(Dataset rows for apps and sites)
╭──
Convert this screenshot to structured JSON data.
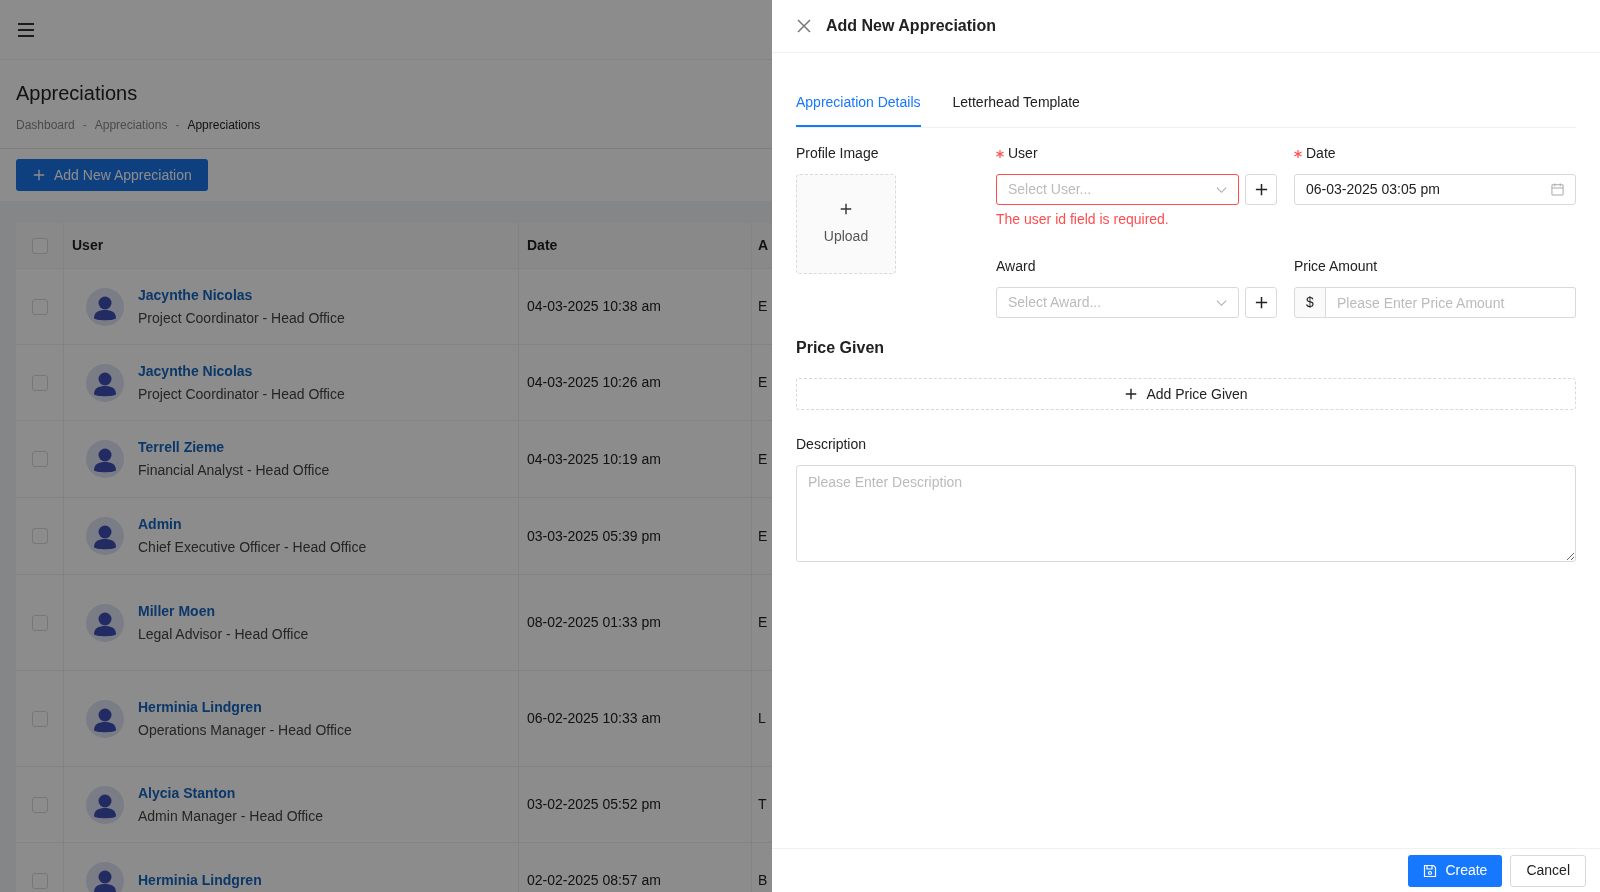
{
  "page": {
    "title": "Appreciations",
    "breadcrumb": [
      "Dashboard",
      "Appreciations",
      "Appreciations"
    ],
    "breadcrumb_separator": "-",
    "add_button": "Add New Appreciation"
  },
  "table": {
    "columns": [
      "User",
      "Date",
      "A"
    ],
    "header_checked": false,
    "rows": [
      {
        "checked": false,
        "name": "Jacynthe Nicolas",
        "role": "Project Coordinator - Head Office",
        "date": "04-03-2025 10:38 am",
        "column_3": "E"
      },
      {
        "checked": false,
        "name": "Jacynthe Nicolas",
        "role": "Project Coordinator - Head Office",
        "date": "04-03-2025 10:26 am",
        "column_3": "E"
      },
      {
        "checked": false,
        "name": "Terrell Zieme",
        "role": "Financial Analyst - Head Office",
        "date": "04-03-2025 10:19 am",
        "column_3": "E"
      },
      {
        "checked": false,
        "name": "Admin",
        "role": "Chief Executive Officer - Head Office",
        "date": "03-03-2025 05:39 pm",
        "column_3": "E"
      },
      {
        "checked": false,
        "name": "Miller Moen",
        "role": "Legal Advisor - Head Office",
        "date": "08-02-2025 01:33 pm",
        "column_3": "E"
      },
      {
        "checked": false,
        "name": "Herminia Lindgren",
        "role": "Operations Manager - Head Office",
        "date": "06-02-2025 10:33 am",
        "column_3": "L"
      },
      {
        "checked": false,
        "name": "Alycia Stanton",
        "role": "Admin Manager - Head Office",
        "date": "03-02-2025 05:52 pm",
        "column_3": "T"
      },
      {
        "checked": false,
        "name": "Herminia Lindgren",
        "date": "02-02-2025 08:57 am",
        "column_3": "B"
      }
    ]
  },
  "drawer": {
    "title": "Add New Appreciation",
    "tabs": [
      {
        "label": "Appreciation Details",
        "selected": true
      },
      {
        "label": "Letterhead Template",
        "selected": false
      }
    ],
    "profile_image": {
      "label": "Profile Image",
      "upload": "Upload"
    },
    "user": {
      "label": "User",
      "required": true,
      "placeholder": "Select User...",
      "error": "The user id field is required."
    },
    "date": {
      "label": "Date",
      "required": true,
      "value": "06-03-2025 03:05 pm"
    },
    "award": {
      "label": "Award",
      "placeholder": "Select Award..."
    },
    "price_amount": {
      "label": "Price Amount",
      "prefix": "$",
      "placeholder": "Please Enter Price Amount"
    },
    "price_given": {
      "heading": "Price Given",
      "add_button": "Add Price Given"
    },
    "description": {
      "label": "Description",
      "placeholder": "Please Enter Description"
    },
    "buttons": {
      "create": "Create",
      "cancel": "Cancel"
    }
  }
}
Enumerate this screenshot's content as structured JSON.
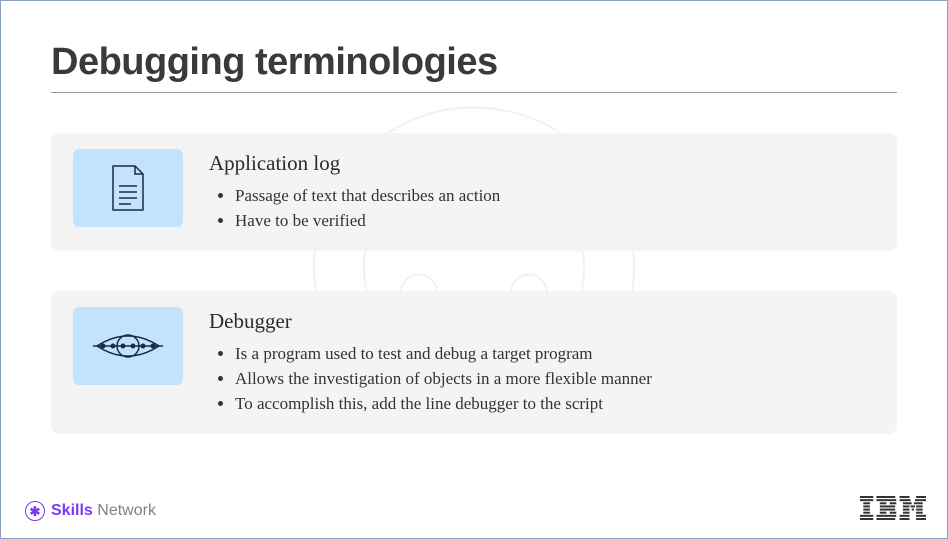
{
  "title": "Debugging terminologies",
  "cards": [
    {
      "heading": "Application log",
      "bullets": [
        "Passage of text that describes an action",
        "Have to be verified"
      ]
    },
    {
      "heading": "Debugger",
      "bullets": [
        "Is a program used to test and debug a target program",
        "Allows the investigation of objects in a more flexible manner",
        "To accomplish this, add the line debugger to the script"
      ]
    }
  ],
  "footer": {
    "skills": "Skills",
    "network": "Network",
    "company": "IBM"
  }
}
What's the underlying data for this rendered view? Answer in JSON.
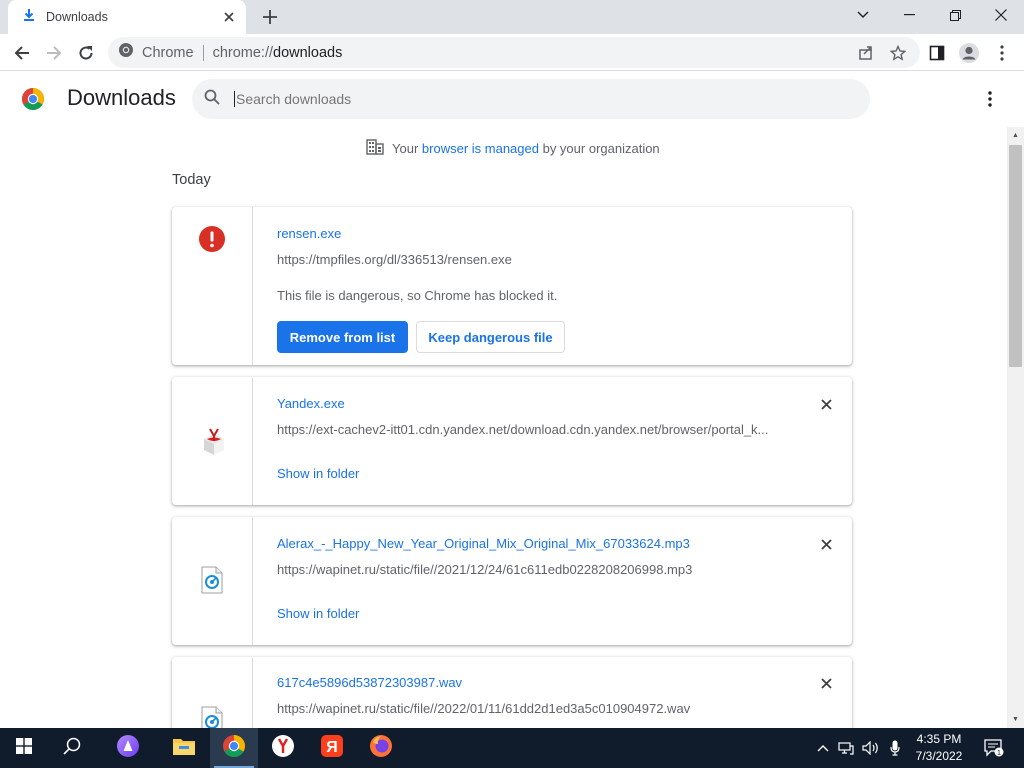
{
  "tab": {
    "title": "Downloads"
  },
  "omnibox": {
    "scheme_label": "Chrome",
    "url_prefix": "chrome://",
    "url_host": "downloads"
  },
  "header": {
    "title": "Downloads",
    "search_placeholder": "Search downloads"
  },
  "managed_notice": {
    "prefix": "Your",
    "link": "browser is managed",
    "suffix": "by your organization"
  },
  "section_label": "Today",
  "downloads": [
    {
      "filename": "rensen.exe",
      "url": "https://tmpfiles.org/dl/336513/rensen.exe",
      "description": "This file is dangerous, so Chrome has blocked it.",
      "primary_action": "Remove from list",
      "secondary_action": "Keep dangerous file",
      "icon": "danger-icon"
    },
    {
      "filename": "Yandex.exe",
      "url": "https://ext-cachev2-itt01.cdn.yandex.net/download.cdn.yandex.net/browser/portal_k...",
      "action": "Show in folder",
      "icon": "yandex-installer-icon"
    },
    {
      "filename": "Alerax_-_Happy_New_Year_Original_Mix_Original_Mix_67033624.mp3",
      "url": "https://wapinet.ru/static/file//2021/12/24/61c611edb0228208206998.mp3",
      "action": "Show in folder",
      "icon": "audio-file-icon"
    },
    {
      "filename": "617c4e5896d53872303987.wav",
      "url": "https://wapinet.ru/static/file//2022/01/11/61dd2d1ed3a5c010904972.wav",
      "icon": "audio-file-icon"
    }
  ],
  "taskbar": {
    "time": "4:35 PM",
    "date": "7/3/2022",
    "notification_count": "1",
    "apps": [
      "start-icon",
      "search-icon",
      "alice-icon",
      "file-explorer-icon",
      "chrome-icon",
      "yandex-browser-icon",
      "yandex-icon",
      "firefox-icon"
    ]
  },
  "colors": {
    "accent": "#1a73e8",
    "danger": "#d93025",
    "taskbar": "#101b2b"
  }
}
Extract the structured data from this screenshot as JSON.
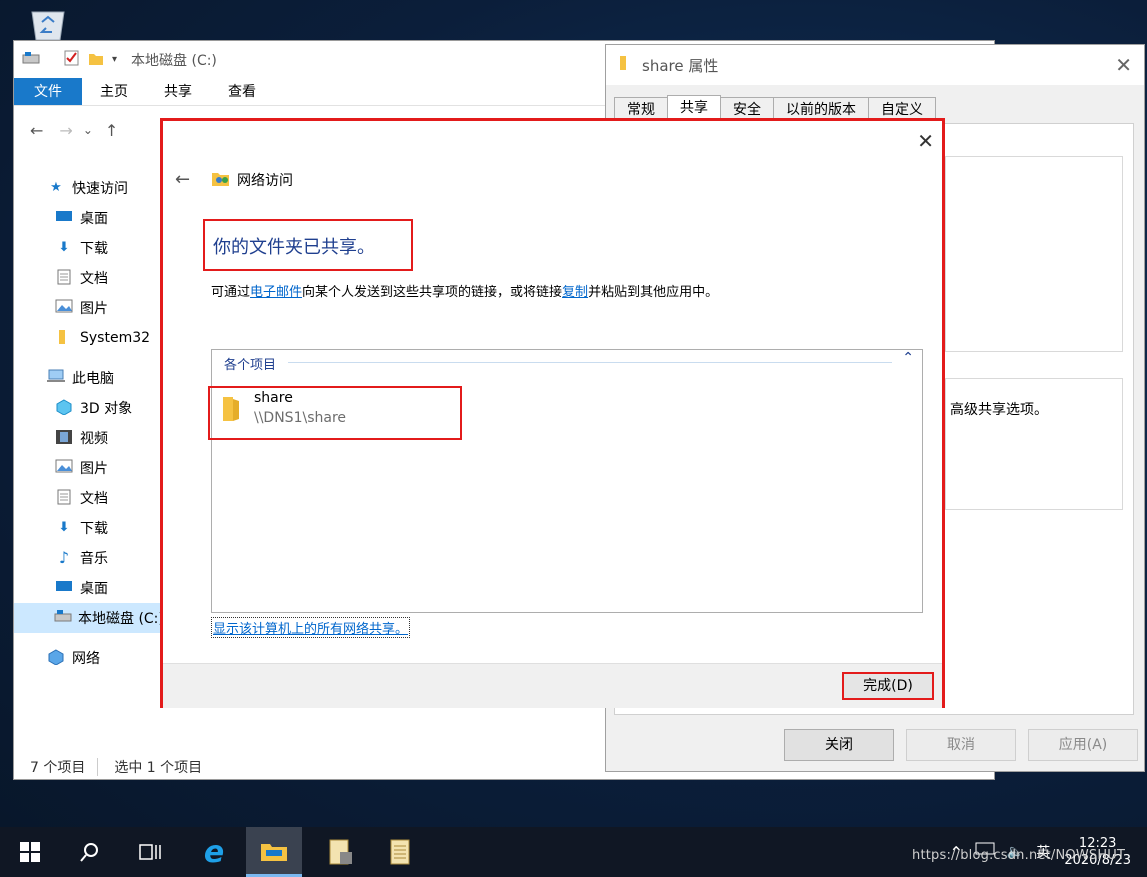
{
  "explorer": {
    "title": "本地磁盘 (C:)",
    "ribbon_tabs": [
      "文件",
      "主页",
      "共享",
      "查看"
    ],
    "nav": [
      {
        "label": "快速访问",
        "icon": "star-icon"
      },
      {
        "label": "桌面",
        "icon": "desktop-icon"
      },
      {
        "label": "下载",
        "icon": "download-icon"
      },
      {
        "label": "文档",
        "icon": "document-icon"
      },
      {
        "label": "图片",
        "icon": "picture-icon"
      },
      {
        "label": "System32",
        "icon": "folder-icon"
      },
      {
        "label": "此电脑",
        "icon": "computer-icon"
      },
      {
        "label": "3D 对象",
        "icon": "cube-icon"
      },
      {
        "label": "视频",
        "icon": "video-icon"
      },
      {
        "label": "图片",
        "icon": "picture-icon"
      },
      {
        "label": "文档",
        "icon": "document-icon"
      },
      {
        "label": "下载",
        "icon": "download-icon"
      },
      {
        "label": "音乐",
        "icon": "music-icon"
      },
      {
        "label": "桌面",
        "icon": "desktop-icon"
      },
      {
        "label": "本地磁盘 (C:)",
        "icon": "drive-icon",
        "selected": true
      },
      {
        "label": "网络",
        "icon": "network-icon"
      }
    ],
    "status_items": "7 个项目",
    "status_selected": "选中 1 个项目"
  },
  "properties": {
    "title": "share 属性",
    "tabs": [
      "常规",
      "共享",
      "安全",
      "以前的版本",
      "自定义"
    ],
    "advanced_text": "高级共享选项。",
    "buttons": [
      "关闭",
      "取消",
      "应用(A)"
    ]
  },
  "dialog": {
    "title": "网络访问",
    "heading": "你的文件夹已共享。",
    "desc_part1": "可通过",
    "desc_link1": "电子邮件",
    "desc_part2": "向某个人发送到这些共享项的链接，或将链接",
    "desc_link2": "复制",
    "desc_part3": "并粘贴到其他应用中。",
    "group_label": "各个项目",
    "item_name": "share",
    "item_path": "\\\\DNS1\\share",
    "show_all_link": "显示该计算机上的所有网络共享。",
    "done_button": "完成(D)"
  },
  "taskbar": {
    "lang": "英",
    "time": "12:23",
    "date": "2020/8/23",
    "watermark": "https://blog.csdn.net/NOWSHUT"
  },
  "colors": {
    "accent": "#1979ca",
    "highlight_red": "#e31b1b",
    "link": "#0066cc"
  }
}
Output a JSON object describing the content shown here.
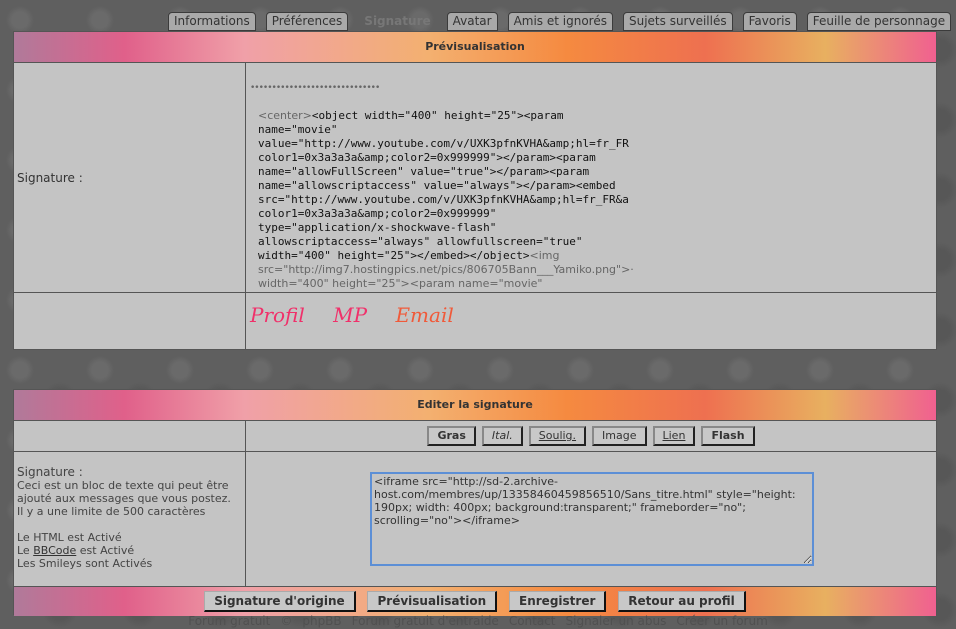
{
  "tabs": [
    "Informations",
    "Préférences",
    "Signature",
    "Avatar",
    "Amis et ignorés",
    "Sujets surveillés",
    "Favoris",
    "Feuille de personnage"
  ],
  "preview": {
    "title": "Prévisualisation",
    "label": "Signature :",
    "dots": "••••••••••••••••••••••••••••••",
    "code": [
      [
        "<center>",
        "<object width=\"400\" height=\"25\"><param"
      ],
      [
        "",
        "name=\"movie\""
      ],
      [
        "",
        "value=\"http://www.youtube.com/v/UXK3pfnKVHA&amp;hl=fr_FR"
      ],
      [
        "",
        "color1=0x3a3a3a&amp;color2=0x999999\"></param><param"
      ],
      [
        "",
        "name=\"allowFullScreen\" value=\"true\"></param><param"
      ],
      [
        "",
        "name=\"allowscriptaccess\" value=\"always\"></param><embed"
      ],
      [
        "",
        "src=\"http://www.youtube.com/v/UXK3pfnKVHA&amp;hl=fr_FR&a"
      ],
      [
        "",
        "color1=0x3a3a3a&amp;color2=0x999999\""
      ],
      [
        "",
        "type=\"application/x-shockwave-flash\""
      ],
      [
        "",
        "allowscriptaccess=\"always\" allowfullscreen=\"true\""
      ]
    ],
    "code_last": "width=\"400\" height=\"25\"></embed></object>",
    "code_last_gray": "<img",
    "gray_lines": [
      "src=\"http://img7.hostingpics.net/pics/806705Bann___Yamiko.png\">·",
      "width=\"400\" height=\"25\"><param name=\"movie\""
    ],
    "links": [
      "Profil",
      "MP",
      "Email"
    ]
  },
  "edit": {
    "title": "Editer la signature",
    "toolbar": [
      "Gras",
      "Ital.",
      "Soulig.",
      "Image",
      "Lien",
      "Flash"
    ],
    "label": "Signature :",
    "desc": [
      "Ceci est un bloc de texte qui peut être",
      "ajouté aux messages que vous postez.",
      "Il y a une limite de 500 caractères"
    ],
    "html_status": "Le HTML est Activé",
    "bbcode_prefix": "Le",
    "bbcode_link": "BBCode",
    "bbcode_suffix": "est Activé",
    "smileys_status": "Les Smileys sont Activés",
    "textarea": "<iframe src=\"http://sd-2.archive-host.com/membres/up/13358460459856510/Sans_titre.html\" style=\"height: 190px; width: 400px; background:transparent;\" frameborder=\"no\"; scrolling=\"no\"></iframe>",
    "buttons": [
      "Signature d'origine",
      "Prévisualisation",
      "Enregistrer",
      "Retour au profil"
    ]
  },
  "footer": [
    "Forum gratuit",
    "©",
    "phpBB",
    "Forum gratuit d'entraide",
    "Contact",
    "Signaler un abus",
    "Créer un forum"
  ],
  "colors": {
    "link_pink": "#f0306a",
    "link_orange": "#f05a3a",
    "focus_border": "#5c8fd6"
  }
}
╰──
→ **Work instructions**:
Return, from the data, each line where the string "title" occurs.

→ **Response**:
    "title": "Appreciations",
    "title": "Add New Appreciation",
  "title": "Debugging terminologies",
    "title": "Downloads"
    "title": "Downloads",
    "title": "本地磁盘 (C:)",
    "title": "share 属性",
    "title": "网络访问",
    "title": "Prévisualisation",
    "title": "Editer la signature",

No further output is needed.